In a normal housing market, multiple bids usually lead to higher home prices, and the highest bid wins. But when credit markets are tighter and appraisals are often lower, many sellers will take less to be sure that the deal will get done.

“If I get five offers on a property and the cash offer is darned close to being one of those top offers, I’d take the cash offer any day,” said Marshall Saunders, owner/broker at Re/Max Results.

In December, 33 percent of all U.S. home sales were cash deals — a record since the downturn started in 2006, according to Campbell Survey and Inside Mortgage Finance. As a result, home prices can’t gain much traction because many sellers won’t necessarily accept the highest offer.

For most home buyers, it’s confounding to be rejected because they are financing the deal. For the housing market, it means more downward pressure on prices despite tight supplies and rising demand.

“It’s a real sign of what’s going on,” said Guy Cecala, publisher of Inside Mortgage Finance. “All things being equal, cash wins.”

The volume of cash deals is offsetting other positive trends in the market that should be leading to higher prices. The number of houses on the market has fallen to an eight-year low, and sales are up double digits. At the same time, home prices continue to fall.

At least a third of all homes sales last year involved an investor, Cecala said, and they often pay cash…

Read more of this article from the Star Tribune: “In today’s topsy-turvy housing market, cash rules.”

Rise in Home Sales Signifies Strengthening Market

The long-awaited housing recovery is beginning to blossom, according to industry experts taking a look at recent existing-home sales.

While admitting home sales “are still very low,” Paul Dales, chief economist at Capital Economics, says “it is clear that housing recovery is now well underway.”

The evidence: home sales have been on the rise for the past three months, posting a 5 percent increase in December.

Lawrence Yun, chief economist for the National Association of Realtors (NAR), concurs with Dales’ assessment, saying “The pattern of home sales in recent months demonstrates a market in recovery.”

Yun suggests consumers are gaining confidence from “record low mortgage interest rates, job growth and bargain home prices.”

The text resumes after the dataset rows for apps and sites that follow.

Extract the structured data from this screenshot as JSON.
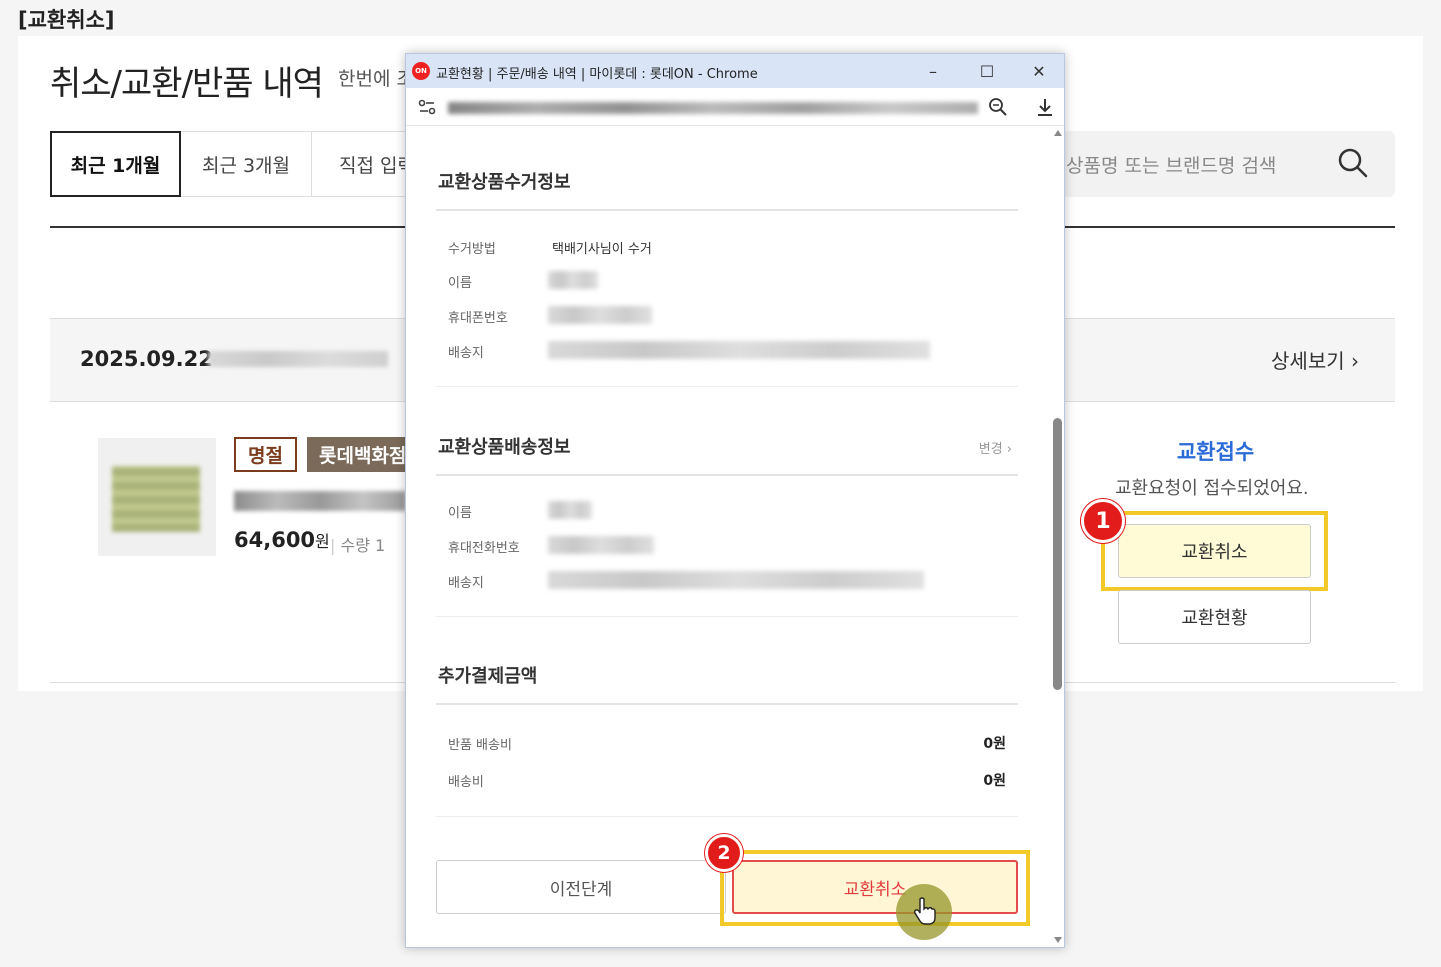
{
  "caption": "[교환취소]",
  "page": {
    "title": "취소/교환/반품 내역",
    "subtitle": "한번에 조",
    "period_tabs": [
      {
        "label": "최근 1개월",
        "active": true
      },
      {
        "label": "최근 3개월",
        "active": false
      },
      {
        "label": "직접 입력",
        "active": false
      }
    ],
    "search": {
      "placeholder": "상품명 또는 브랜드명 검색",
      "icon": "search-icon"
    },
    "order": {
      "date": "2025.09.22",
      "detail_label": "상세보기 ›",
      "badges": [
        "명절",
        "롯데백화점"
      ],
      "price": "64,600",
      "price_unit": "원",
      "qty": "수량 1",
      "status_title": "교환접수",
      "status_text": "교환요청이 접수되었어요.",
      "cancel_exchange_label": "교환취소",
      "exchange_status_label": "교환현황"
    }
  },
  "popup": {
    "window_title": "교환현황 | 주문/배송 내역 | 마이롯데 : 롯데ON - Chrome",
    "win_minimize": "–",
    "win_maximize": "☐",
    "win_close": "✕",
    "sections": {
      "pickup": {
        "title": "교환상품수거정보",
        "rows": [
          {
            "label": "수거방법",
            "value": "택배기사님이 수거"
          },
          {
            "label": "이름"
          },
          {
            "label": "휴대폰번호"
          },
          {
            "label": "배송지"
          }
        ]
      },
      "delivery": {
        "title": "교환상품배송정보",
        "change_label": "변경 ›",
        "rows": [
          {
            "label": "이름"
          },
          {
            "label": "휴대전화번호"
          },
          {
            "label": "배송지"
          }
        ]
      },
      "extra": {
        "title": "추가결제금액",
        "rows": [
          {
            "label": "반품 배송비",
            "value": "0원"
          },
          {
            "label": "배송비",
            "value": "0원"
          }
        ]
      }
    },
    "prev_label": "이전단계",
    "confirm_label": "교환취소"
  },
  "markers": [
    "1",
    "2"
  ],
  "colors": {
    "highlight": "#f3c829",
    "marker": "#e21b1b",
    "status_blue": "#2a6bd8",
    "confirm_red": "#e23b3b"
  }
}
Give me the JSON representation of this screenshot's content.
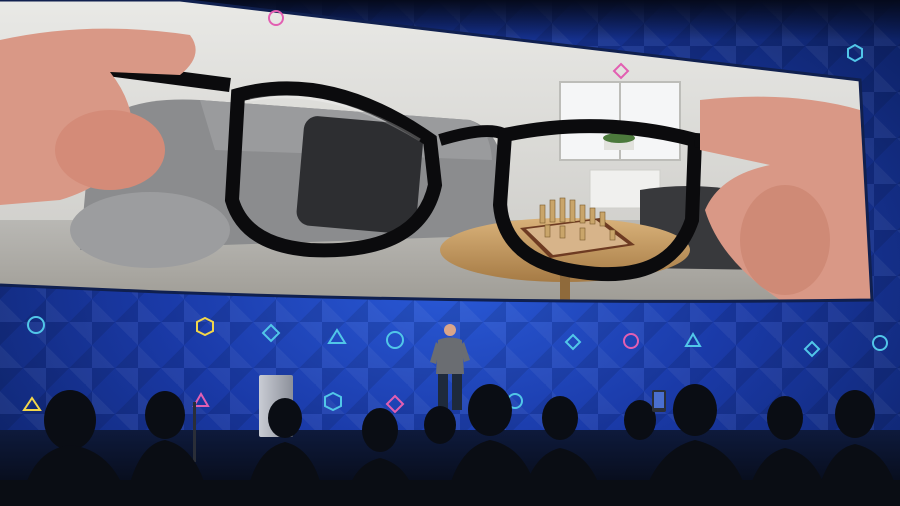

In addition to the 5 percent increase in December, NAR reported a 1.7 percent annual increase in existing-home sales in 2011, a total of 4.26 million homes for the year.

Distressed homes made up 32 percent of sales in December, according to NAR’s existing home sales report for the month.
Foreclosed home sales closed at about 22 percent below market rate in December, a discount 2 percent higher than that recorded a year earlier.

Investor demand remains steady with 21 percent of homes sold in December going to investors after this category of buyers took 19 percent of purchases in November and 20 percent one year ago.

Cash sales – commonly linked to investors – made up 31 percent of December’s existing-home sales. This rate was 28 percent in November and 29 percent a year ago.

Purchases by first-time home buyers declined in December – both from the previous month and the previous year. First-time home buyers accounted for 31 percent of purchases in December, down from 35 percent in November and 33 percent in December 2010.

Housing inventory is on the decline and fell to its lowest level since March 2005 last month, according to NAR. Approximately 2.3 million homes are available for sale currently.

“The inventory supply suggests many markets will continue to see prices stabilize or grow moderately in the near future,” Yun said.

However, listed inventory is only part of the equation, and according to CoreLogic’s latest numbers, shadow inventory stands at about 1.6 million.

Regardless, Dales believes sales will rise this year. “Housing still won’t contribute much to GDP growth over the next few years, but at least it will no longer subtract from it,” Dales says.